Stored records
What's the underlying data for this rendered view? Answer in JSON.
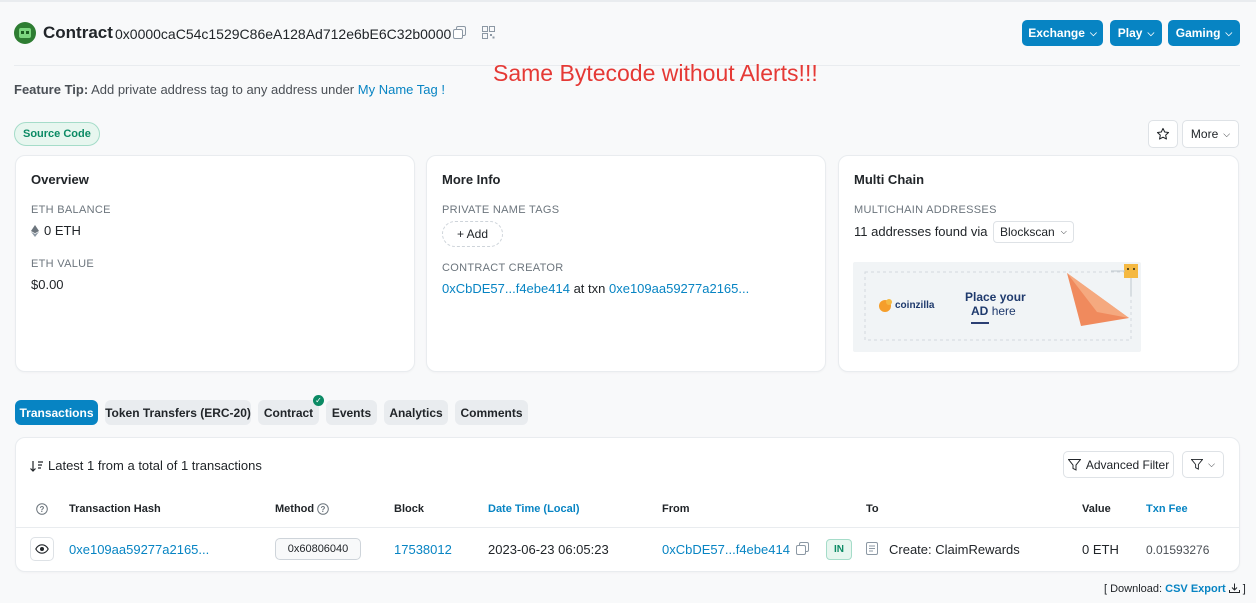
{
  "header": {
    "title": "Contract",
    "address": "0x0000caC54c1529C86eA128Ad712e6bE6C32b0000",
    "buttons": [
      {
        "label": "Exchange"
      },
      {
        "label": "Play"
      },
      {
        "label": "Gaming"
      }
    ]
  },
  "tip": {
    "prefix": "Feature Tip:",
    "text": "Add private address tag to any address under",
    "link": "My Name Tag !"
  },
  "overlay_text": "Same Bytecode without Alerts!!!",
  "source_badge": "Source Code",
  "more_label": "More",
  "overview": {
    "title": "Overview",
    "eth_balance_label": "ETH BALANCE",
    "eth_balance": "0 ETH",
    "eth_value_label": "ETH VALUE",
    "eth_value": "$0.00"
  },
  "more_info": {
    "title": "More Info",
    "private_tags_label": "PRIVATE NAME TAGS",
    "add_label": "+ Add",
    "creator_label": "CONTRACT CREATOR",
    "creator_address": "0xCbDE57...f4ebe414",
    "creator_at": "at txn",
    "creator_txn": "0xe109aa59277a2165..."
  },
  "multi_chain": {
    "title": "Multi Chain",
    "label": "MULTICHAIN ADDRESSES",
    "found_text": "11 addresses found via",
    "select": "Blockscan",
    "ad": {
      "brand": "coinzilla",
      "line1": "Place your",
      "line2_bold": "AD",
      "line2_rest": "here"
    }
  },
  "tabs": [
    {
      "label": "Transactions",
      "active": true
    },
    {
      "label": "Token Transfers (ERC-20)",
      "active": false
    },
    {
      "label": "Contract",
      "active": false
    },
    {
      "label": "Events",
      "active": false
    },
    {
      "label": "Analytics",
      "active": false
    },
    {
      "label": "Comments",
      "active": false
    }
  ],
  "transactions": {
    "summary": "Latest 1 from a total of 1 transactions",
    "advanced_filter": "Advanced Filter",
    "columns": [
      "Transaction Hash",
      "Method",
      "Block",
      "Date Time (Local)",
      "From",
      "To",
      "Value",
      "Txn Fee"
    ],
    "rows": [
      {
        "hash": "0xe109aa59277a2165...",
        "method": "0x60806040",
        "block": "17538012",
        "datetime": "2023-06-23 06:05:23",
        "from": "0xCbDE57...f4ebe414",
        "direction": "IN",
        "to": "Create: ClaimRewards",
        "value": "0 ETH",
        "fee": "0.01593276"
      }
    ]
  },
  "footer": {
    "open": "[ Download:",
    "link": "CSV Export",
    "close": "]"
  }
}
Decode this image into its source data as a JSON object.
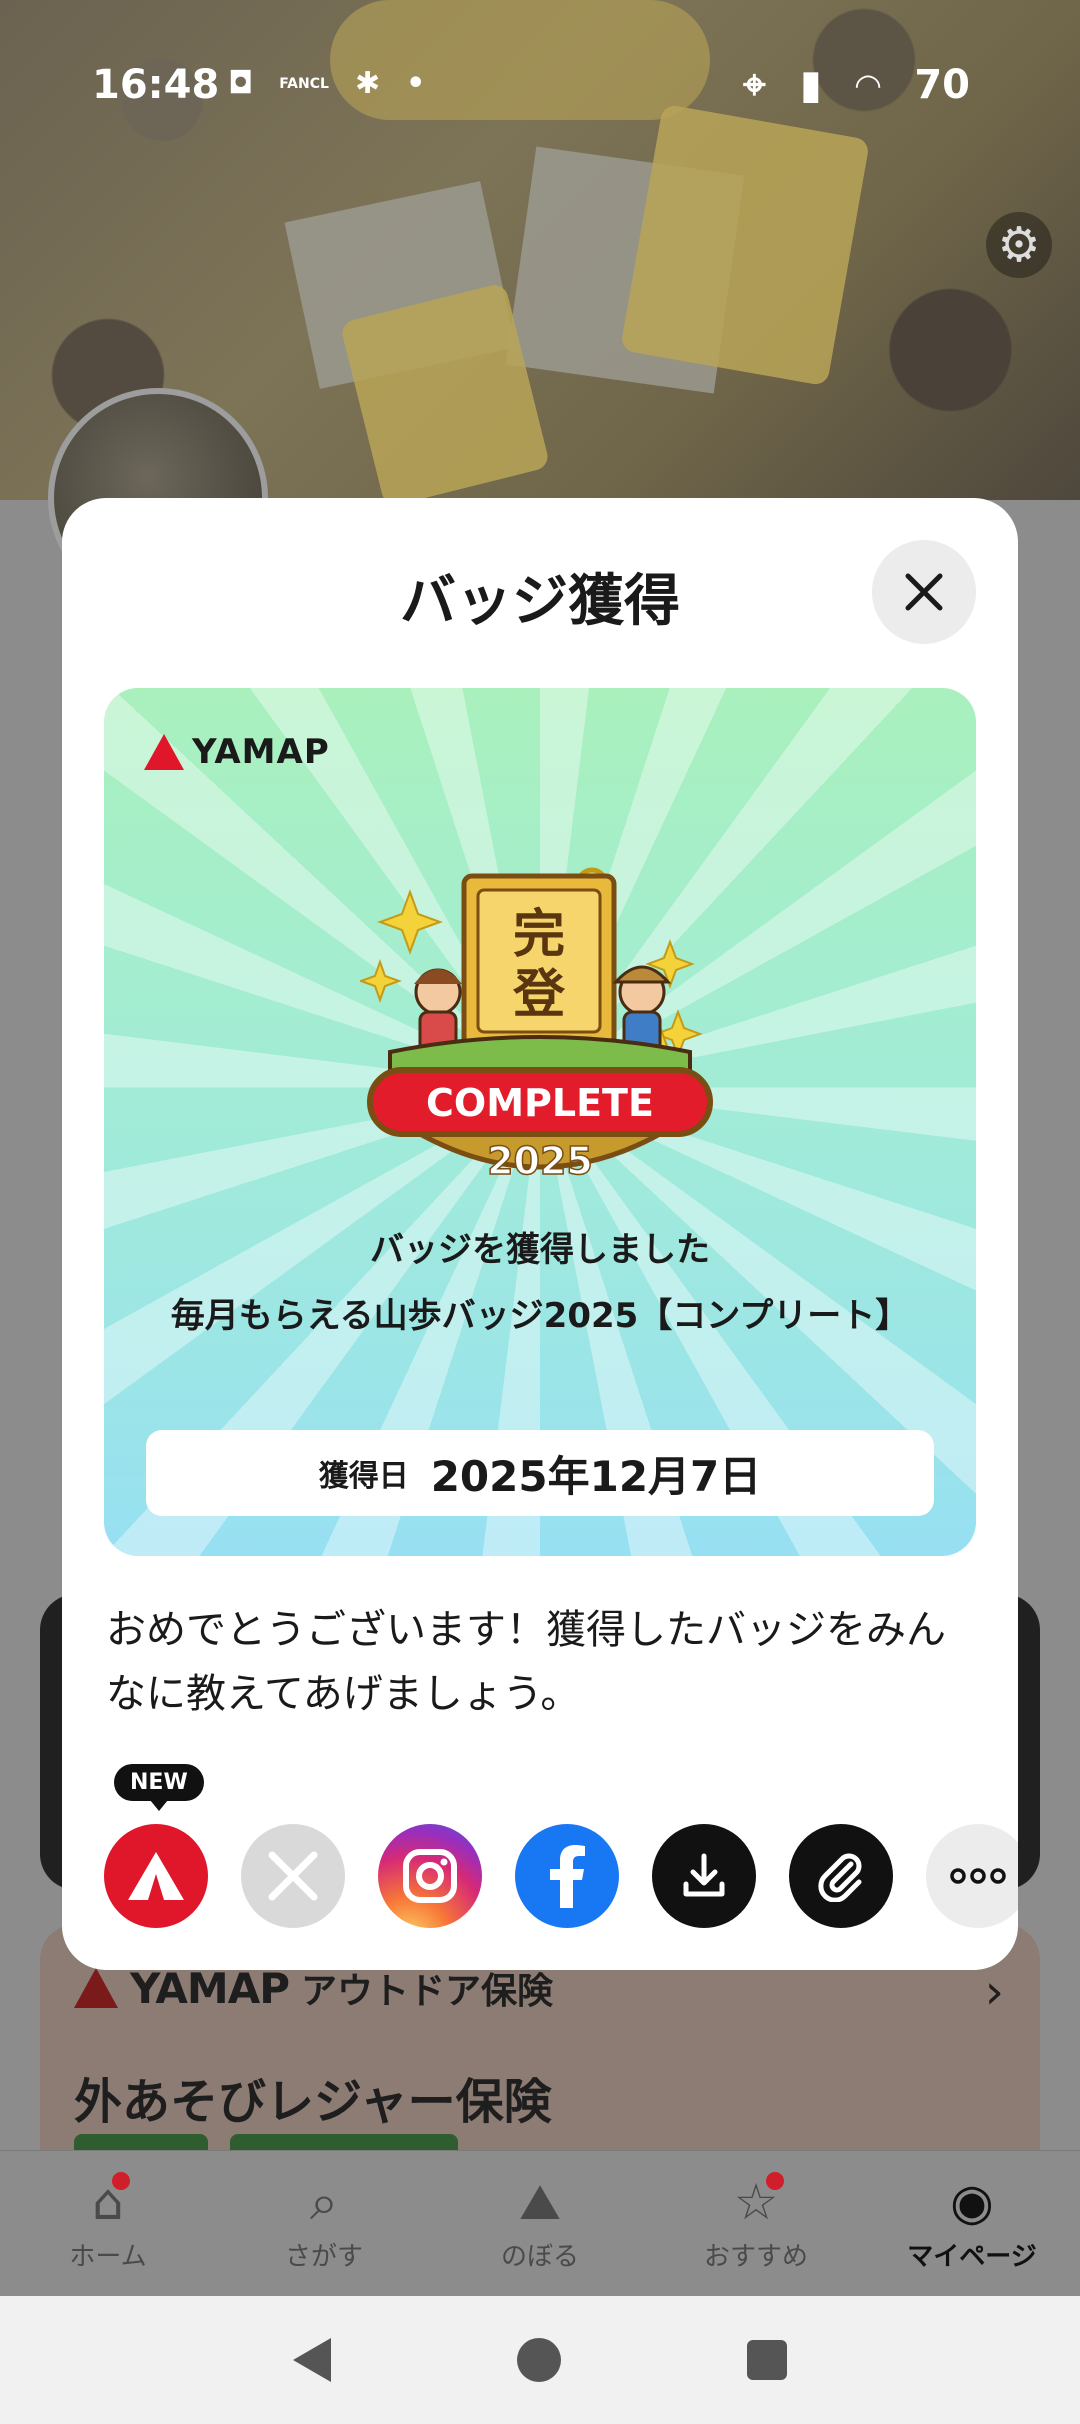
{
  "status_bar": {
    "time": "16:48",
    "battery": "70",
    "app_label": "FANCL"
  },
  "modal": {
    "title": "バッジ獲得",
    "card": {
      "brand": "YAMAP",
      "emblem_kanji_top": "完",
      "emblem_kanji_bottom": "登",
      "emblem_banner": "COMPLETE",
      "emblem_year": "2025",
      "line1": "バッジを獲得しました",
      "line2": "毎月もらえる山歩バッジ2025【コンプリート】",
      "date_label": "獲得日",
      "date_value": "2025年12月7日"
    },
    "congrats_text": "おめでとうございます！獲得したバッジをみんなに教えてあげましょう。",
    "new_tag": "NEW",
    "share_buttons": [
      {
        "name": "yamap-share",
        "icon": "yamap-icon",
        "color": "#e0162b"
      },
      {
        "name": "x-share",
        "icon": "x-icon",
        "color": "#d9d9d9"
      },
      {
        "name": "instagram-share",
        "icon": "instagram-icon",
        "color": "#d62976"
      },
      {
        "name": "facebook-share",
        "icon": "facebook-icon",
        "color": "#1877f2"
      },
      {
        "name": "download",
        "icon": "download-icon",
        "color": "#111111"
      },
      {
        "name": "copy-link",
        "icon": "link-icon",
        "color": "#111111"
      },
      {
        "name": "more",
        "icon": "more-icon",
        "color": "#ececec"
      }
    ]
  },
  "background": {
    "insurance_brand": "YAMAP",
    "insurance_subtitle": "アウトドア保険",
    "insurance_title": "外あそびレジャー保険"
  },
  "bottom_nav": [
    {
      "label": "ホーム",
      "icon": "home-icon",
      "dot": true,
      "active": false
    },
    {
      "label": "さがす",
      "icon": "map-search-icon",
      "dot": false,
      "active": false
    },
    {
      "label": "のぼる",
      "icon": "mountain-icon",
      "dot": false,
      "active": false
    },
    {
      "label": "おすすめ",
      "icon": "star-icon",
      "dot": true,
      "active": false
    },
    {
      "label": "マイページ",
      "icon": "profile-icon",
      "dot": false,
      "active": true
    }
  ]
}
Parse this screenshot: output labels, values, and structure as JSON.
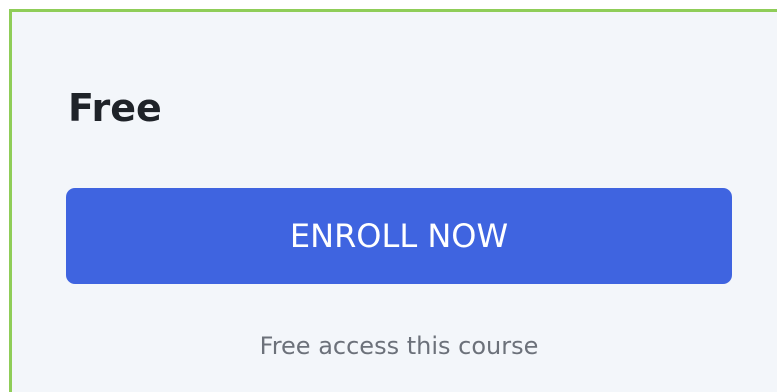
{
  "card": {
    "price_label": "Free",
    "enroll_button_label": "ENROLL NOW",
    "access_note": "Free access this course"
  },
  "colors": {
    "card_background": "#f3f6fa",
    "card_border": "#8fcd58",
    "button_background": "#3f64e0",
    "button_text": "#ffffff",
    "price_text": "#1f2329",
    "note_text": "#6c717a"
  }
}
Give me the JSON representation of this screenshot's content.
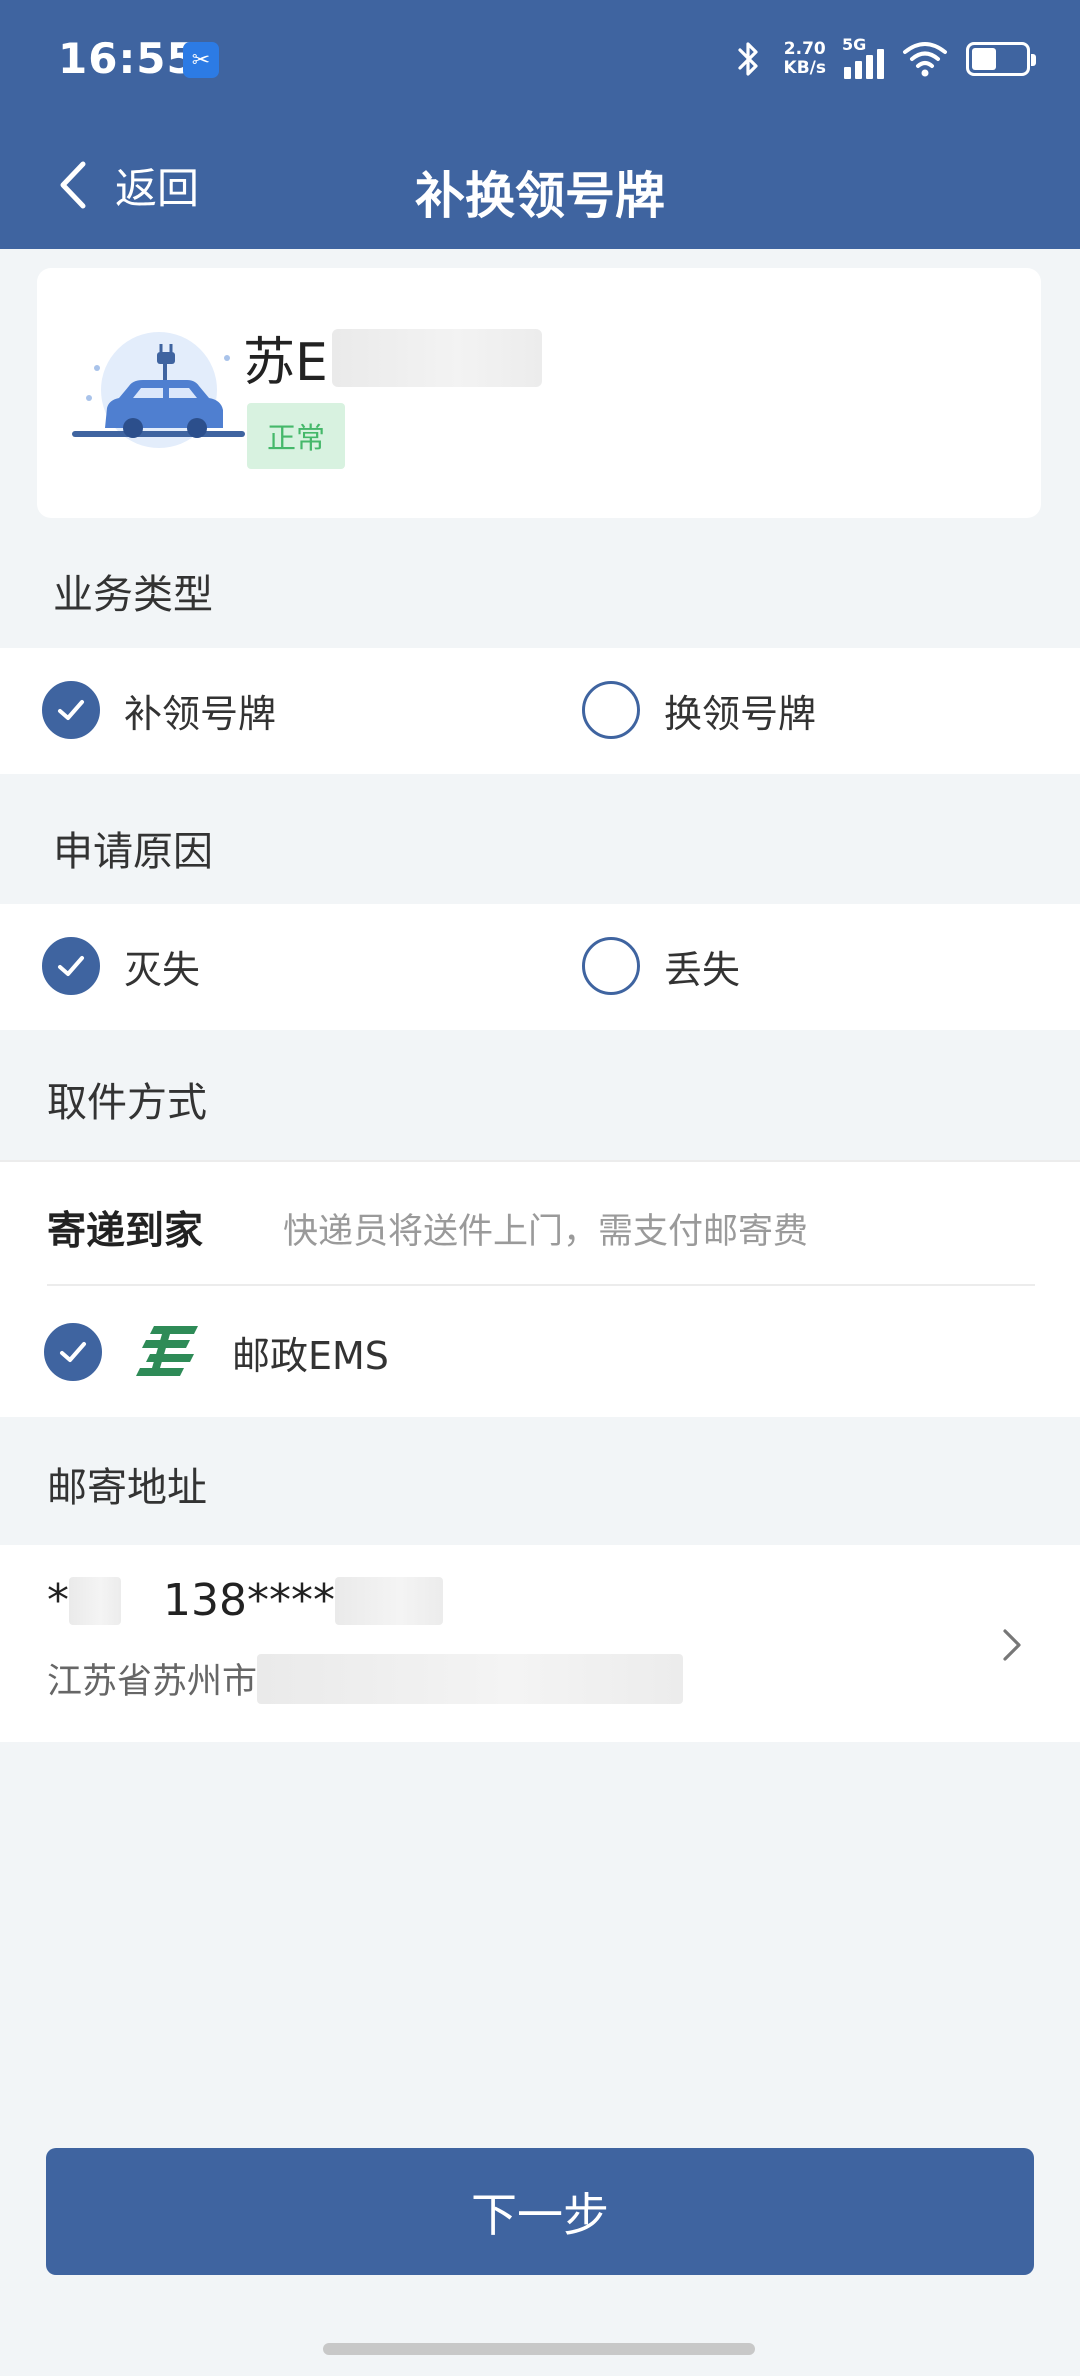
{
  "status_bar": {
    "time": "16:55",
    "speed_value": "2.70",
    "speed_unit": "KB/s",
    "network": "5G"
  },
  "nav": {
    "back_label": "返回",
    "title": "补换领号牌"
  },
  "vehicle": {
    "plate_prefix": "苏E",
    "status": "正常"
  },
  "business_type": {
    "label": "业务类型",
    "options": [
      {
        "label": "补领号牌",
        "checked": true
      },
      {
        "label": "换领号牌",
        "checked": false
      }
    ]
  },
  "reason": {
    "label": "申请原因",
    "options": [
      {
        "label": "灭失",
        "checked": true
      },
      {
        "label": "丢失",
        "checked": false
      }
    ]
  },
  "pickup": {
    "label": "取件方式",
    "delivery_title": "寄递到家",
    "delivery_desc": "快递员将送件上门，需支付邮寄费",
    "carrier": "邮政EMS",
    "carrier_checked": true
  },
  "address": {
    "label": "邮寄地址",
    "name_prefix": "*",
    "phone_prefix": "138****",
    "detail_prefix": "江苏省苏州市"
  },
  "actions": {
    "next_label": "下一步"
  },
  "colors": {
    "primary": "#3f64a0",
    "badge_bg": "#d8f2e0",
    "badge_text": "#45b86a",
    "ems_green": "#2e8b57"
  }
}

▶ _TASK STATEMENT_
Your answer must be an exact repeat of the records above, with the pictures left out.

▶ _FINISHED TASK_
What's the underlying data for this rendered view? Answer in JSON.
{
  "header": {
    "title": "Contract",
    "address": "0x0000caC54c1529C86eA128Ad712e6bE6C32b0000",
    "buttons": [
      {
        "label": "Exchange"
      },
      {
        "label": "Play"
      },
      {
        "label": "Gaming"
      }
    ]
  },
  "tip": {
    "prefix": "Feature Tip:",
    "text": "Add private address tag to any address under",
    "link": "My Name Tag !"
  },
  "overlay_text": "Same Bytecode without Alerts!!!",
  "source_badge": "Source Code",
  "more_label": "More",
  "overview": {
    "title": "Overview",
    "eth_balance_label": "ETH BALANCE",
    "eth_balance": "0 ETH",
    "eth_value_label": "ETH VALUE",
    "eth_value": "$0.00"
  },
  "more_info": {
    "title": "More Info",
    "private_tags_label": "PRIVATE NAME TAGS",
    "add_label": "+ Add",
    "creator_label": "CONTRACT CREATOR",
    "creator_address": "0xCbDE57...f4ebe414",
    "creator_at": "at txn",
    "creator_txn": "0xe109aa59277a2165..."
  },
  "multi_chain": {
    "title": "Multi Chain",
    "label": "MULTICHAIN ADDRESSES",
    "found_text": "11 addresses found via",
    "select": "Blockscan",
    "ad": {
      "brand": "coinzilla",
      "line1": "Place your",
      "line2_bold": "AD",
      "line2_rest": "here"
    }
  },
  "tabs": [
    {
      "label": "Transactions",
      "active": true
    },
    {
      "label": "Token Transfers (ERC-20)",
      "active": false
    },
    {
      "label": "Contract",
      "active": false
    },
    {
      "label": "Events",
      "active": false
    },
    {
      "label": "Analytics",
      "active": false
    },
    {
      "label": "Comments",
      "active": false
    }
  ],
  "transactions": {
    "summary": "Latest 1 from a total of 1 transactions",
    "advanced_filter": "Advanced Filter",
    "columns": [
      "Transaction Hash",
      "Method",
      "Block",
      "Date Time (Local)",
      "From",
      "To",
      "Value",
      "Txn Fee"
    ],
    "rows": [
      {
        "hash": "0xe109aa59277a2165...",
        "method": "0x60806040",
        "block": "17538012",
        "datetime": "2023-06-23 06:05:23",
        "from": "0xCbDE57...f4ebe414",
        "direction": "IN",
        "to": "Create: ClaimRewards",
        "value": "0 ETH",
        "fee": "0.01593276"
      }
    ]
  },
  "footer": {
    "open": "[ Download:",
    "link": "CSV Export",
    "close": "]"
  }
}
Decode this image into its source data as a JSON object.
{
  "status_bar": {
    "time": "16:48",
    "battery": "70",
    "app_label": "FANCL"
  },
  "modal": {
    "title": "バッジ獲得",
    "card": {
      "brand": "YAMAP",
      "emblem_kanji_top": "完",
      "emblem_kanji_bottom": "登",
      "emblem_banner": "COMPLETE",
      "emblem_year": "2025",
      "line1": "バッジを獲得しました",
      "line2": "毎月もらえる山歩バッジ2025【コンプリート】",
      "date_label": "獲得日",
      "date_value": "2025年12月7日"
    },
    "congrats_text": "おめでとうございます！獲得したバッジをみんなに教えてあげましょう。",
    "new_tag": "NEW",
    "share_buttons": [
      {
        "name": "yamap-share",
        "icon": "yamap-icon",
        "color": "#e0162b"
      },
      {
        "name": "x-share",
        "icon": "x-icon",
        "color": "#d9d9d9"
      },
      {
        "name": "instagram-share",
        "icon": "instagram-icon",
        "color": "#d62976"
      },
      {
        "name": "facebook-share",
        "icon": "facebook-icon",
        "color": "#1877f2"
      },
      {
        "name": "download",
        "icon": "download-icon",
        "color": "#111111"
      },
      {
        "name": "copy-link",
        "icon": "link-icon",
        "color": "#111111"
      },
      {
        "name": "more",
        "icon": "more-icon",
        "color": "#ececec"
      }
    ]
  },
  "background": {
    "insurance_brand": "YAMAP",
    "insurance_subtitle": "アウトドア保険",
    "insurance_title": "外あそびレジャー保険"
  },
  "bottom_nav": [
    {
      "label": "ホーム",
      "icon": "home-icon",
      "dot": true,
      "active": false
    },
    {
      "label": "さがす",
      "icon": "map-search-icon",
      "dot": false,
      "active": false
    },
    {
      "label": "のぼる",
      "icon": "mountain-icon",
      "dot": false,
      "active": false
    },
    {
      "label": "おすすめ",
      "icon": "star-icon",
      "dot": true,
      "active": false
    },
    {
      "label": "マイページ",
      "icon": "profile-icon",
      "dot": false,
      "active": true
    }
  ]
}
Parse this screenshot: output labels, values, and structure as JSON.
{
  "card": {
    "price_label": "Free",
    "enroll_button_label": "ENROLL NOW",
    "access_note": "Free access this course"
  },
  "colors": {
    "card_background": "#f3f6fa",
    "card_border": "#8fcd58",
    "button_background": "#3f64e0",
    "button_text": "#ffffff",
    "price_text": "#1f2329",
    "note_text": "#6c717a"
  }
}
Give me the JSON representation of this screenshot's content.
{
  "status_bar": {
    "time": "16:55",
    "speed_value": "2.70",
    "speed_unit": "KB/s",
    "network": "5G"
  },
  "nav": {
    "back_label": "返回",
    "title": "补换领号牌"
  },
  "vehicle": {
    "plate_prefix": "苏E",
    "status": "正常"
  },
  "business_type": {
    "label": "业务类型",
    "options": [
      {
        "label": "补领号牌",
        "checked": true
      },
      {
        "label": "换领号牌",
        "checked": false
      }
    ]
  },
  "reason": {
    "label": "申请原因",
    "options": [
      {
        "label": "灭失",
        "checked": true
      },
      {
        "label": "丢失",
        "checked": false
      }
    ]
  },
  "pickup": {
    "label": "取件方式",
    "delivery_title": "寄递到家",
    "delivery_desc": "快递员将送件上门，需支付邮寄费",
    "carrier": "邮政EMS",
    "carrier_checked": true
  },
  "address": {
    "label": "邮寄地址",
    "name_prefix": "*",
    "phone_prefix": "138****",
    "detail_prefix": "江苏省苏州市"
  },
  "actions": {
    "next_label": "下一步"
  },
  "colors": {
    "primary": "#3f64a0",
    "badge_bg": "#d8f2e0",
    "badge_text": "#45b86a",
    "ems_green": "#2e8b57"
  }
}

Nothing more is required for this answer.